[Show abstract][Hide abstract] ABSTRACT: There are no validated criteria to evaluate clinical response in juvenile idiopathic arthritis (JIA). The purpose of this study was to compare 4 sets of criteria (2 from the American College of Rheumatology [ACR] and 2 from the European League Against Rheumatism [EULAR]) for clinical response evaluation in JIA patients treated with methotrexate and/or anti-tumor necrosis factor alpha drugs.

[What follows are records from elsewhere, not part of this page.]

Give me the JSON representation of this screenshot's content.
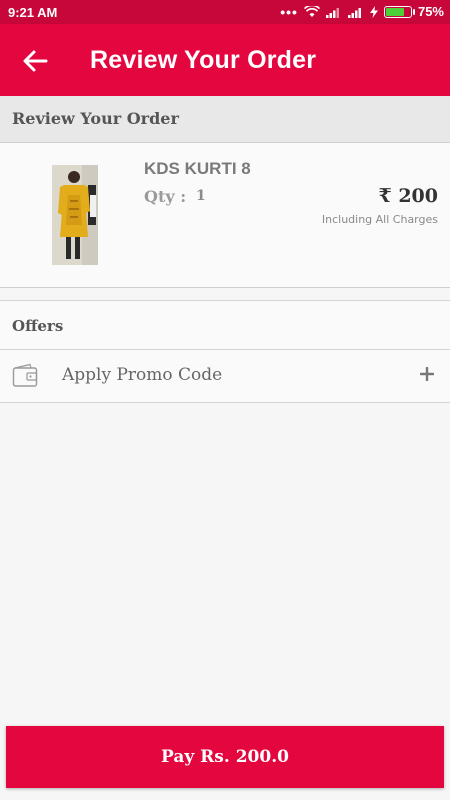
{
  "status_bar": {
    "time": "9:21 AM",
    "battery_level": "75%",
    "icons": [
      "dots-icon",
      "wifi-icon",
      "signal-icon",
      "signal-icon",
      "charging-icon",
      "battery-icon"
    ]
  },
  "app_bar": {
    "title": "Review Your Order",
    "back_icon": "arrow-left-icon",
    "color": "#e4063f"
  },
  "section_header": {
    "title": "Review Your Order"
  },
  "order_item": {
    "name": "KDS KURTI 8",
    "qty_label": "Qty :",
    "qty_value": "1",
    "price": "₹ 200",
    "charges_note": "Including All Charges"
  },
  "offers": {
    "title": "Offers",
    "promo_label": "Apply Promo Code",
    "promo_icon": "wallet-icon",
    "add_icon": "plus-icon"
  },
  "footer": {
    "pay_label": "Pay Rs. 200.0"
  }
}
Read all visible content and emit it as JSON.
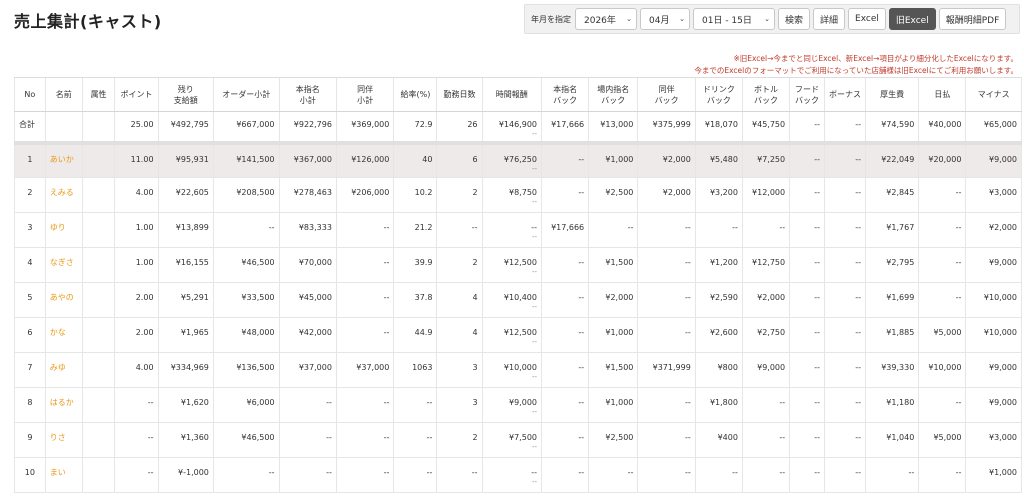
{
  "page": {
    "title": "売上集計(キャスト)"
  },
  "toolbar": {
    "month_label": "年月を指定",
    "year_value": "2026年",
    "month_value": "04月",
    "period_value": "01日 - 15日",
    "search_label": "検索",
    "detail_label": "詳細",
    "excel_label": "Excel",
    "old_excel_label": "旧Excel",
    "pdf_label": "報酬明細PDF"
  },
  "notes": {
    "line1": "※旧Excel→今までと同じExcel、新Excel→項目がより細分化したExcelになります。",
    "line2": "今までのExcelのフォーマットでご利用になっていた店舗様は旧Excelにてご利用お願いします。"
  },
  "table": {
    "headers": [
      [
        "No"
      ],
      [
        "名前"
      ],
      [
        "属性"
      ],
      [
        "ポイント"
      ],
      [
        "残り",
        "支給額"
      ],
      [
        "オーダー小計"
      ],
      [
        "本指名",
        "小計"
      ],
      [
        "同伴",
        "小計"
      ],
      [
        "給率(%)"
      ],
      [
        "勤務日数"
      ],
      [
        "時間報酬"
      ],
      [
        "本指名",
        "バック"
      ],
      [
        "場内指名",
        "バック"
      ],
      [
        "同伴",
        "バック"
      ],
      [
        "ドリンク",
        "バック"
      ],
      [
        "ボトル",
        "バック"
      ],
      [
        "フード",
        "バック"
      ],
      [
        "ボーナス"
      ],
      [
        "厚生費"
      ],
      [
        "日払"
      ],
      [
        "マイナス"
      ]
    ],
    "total": {
      "label": "合計",
      "cells": [
        "",
        "",
        "25.00",
        "¥492,795",
        "¥667,000",
        "¥922,796",
        "¥369,000",
        "72.9",
        "26",
        "¥146,900",
        "¥17,666",
        "¥13,000",
        "¥375,999",
        "¥18,070",
        "¥45,750",
        "--",
        "--",
        "¥74,590",
        "¥40,000",
        "¥65,000"
      ],
      "time_sub": "--"
    },
    "rows": [
      {
        "no": "1",
        "name": "あいか",
        "attr": "",
        "cells": [
          "11.00",
          "¥95,931",
          "¥141,500",
          "¥367,000",
          "¥126,000",
          "40",
          "6",
          "¥76,250",
          "--",
          "¥1,000",
          "¥2,000",
          "¥5,480",
          "¥7,250",
          "--",
          "--",
          "¥22,049",
          "¥20,000",
          "¥9,000"
        ],
        "time_sub": "--"
      },
      {
        "no": "2",
        "name": "えみる",
        "attr": "",
        "cells": [
          "4.00",
          "¥22,605",
          "¥208,500",
          "¥278,463",
          "¥206,000",
          "10.2",
          "2",
          "¥8,750",
          "--",
          "¥2,500",
          "¥2,000",
          "¥3,200",
          "¥12,000",
          "--",
          "--",
          "¥2,845",
          "--",
          "¥3,000"
        ],
        "time_sub": "--"
      },
      {
        "no": "3",
        "name": "ゆり",
        "attr": "",
        "cells": [
          "1.00",
          "¥13,899",
          "--",
          "¥83,333",
          "--",
          "21.2",
          "--",
          "--",
          "¥17,666",
          "--",
          "--",
          "--",
          "--",
          "--",
          "--",
          "¥1,767",
          "--",
          "¥2,000"
        ],
        "time_sub": "--"
      },
      {
        "no": "4",
        "name": "なぎさ",
        "attr": "",
        "cells": [
          "1.00",
          "¥16,155",
          "¥46,500",
          "¥70,000",
          "--",
          "39.9",
          "2",
          "¥12,500",
          "--",
          "¥1,500",
          "--",
          "¥1,200",
          "¥12,750",
          "--",
          "--",
          "¥2,795",
          "--",
          "¥9,000"
        ],
        "time_sub": "--"
      },
      {
        "no": "5",
        "name": "あやの",
        "attr": "",
        "cells": [
          "2.00",
          "¥5,291",
          "¥33,500",
          "¥45,000",
          "--",
          "37.8",
          "4",
          "¥10,400",
          "--",
          "¥2,000",
          "--",
          "¥2,590",
          "¥2,000",
          "--",
          "--",
          "¥1,699",
          "--",
          "¥10,000"
        ],
        "time_sub": "--"
      },
      {
        "no": "6",
        "name": "かな",
        "attr": "",
        "cells": [
          "2.00",
          "¥1,965",
          "¥48,000",
          "¥42,000",
          "--",
          "44.9",
          "4",
          "¥12,500",
          "--",
          "¥1,000",
          "--",
          "¥2,600",
          "¥2,750",
          "--",
          "--",
          "¥1,885",
          "¥5,000",
          "¥10,000"
        ],
        "time_sub": "--"
      },
      {
        "no": "7",
        "name": "みゆ",
        "attr": "",
        "cells": [
          "4.00",
          "¥334,969",
          "¥136,500",
          "¥37,000",
          "¥37,000",
          "1063",
          "3",
          "¥10,000",
          "--",
          "¥1,500",
          "¥371,999",
          "¥800",
          "¥9,000",
          "--",
          "--",
          "¥39,330",
          "¥10,000",
          "¥9,000"
        ],
        "time_sub": "--"
      },
      {
        "no": "8",
        "name": "はるか",
        "attr": "",
        "cells": [
          "--",
          "¥1,620",
          "¥6,000",
          "--",
          "--",
          "--",
          "3",
          "¥9,000",
          "--",
          "¥1,000",
          "--",
          "¥1,800",
          "--",
          "--",
          "--",
          "¥1,180",
          "--",
          "¥9,000"
        ],
        "time_sub": "--"
      },
      {
        "no": "9",
        "name": "りさ",
        "attr": "",
        "cells": [
          "--",
          "¥1,360",
          "¥46,500",
          "--",
          "--",
          "--",
          "2",
          "¥7,500",
          "--",
          "¥2,500",
          "--",
          "¥400",
          "--",
          "--",
          "--",
          "¥1,040",
          "¥5,000",
          "¥3,000"
        ],
        "time_sub": "--"
      },
      {
        "no": "10",
        "name": "まい",
        "attr": "",
        "cells": [
          "--",
          "¥-1,000",
          "--",
          "--",
          "--",
          "--",
          "--",
          "--",
          "--",
          "--",
          "--",
          "--",
          "--",
          "--",
          "--",
          "--",
          "--",
          "¥1,000"
        ],
        "time_sub": "--"
      }
    ]
  }
}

Seventy-five patients with JIA were evaluated at baseline and after 6 months of therapy with second-line drugs. Mean age at study onset was 12.8 years (range 2-32.9 years). Diagnoses were systemic JIA (n = 16), rheumatoid factor-positive JIA (n = 5), rheumatoid factor-negative JIA (n = 9), persistent oligoarticular JIA (n = 10), extended oligoarticular JIA (n = 33), and psoriatic arthritis (n = 2). Clinical response was evaluated with the ACR Pediatric 30 criteria and the ACR 20% response criteria (ACR20), and with the EULAR Disease Activity Score (DAS) and 28-joint DAS (DAS28). Patients with EULAR criteria responses of "good" or "moderate" were classified as responders. Responders and nonresponders according to the different criteria were then compared.
For patients younger than 16 years, Cohen's kappa varied between 0.51 and 0.72, with a good-to-excellent reproducibility index for all comparisons, except for the DAS28/ACR20 comparison. The best agreement was obtained by comparing the DAS and the ACR Pediatric 30. For patients older than 16 years, the reproducibility index was good or excellent in only 2 cases, i.e., comparing the DAS and the ACR Pediatric 30 and comparing the DAS and the DAS28 (as expected).
Our study shows a good agreement overall for the different criteria tested. The highest concordance was observed between the DAS and the ACR Pediatric 30, the lowest between the DAS28 and the ACR20. Our data suggest that the ACR Pediatric 30 criteria can be used also in adult patients affected by JIA, and that the original DAS can be an alternative to the ACR Pediatric 30 in both children and young adults with JIA.
Data provided are for informational purposes only. Although carefully collected, accuracy cannot be guaranteed. The impact factor represents a rough estimation of the journal's impact factor and does not reflect the actual current impact factor. Publisher conditions are provided by RoMEO. Differing provisions from the publisher's actual policy or licence agreement may be applicable.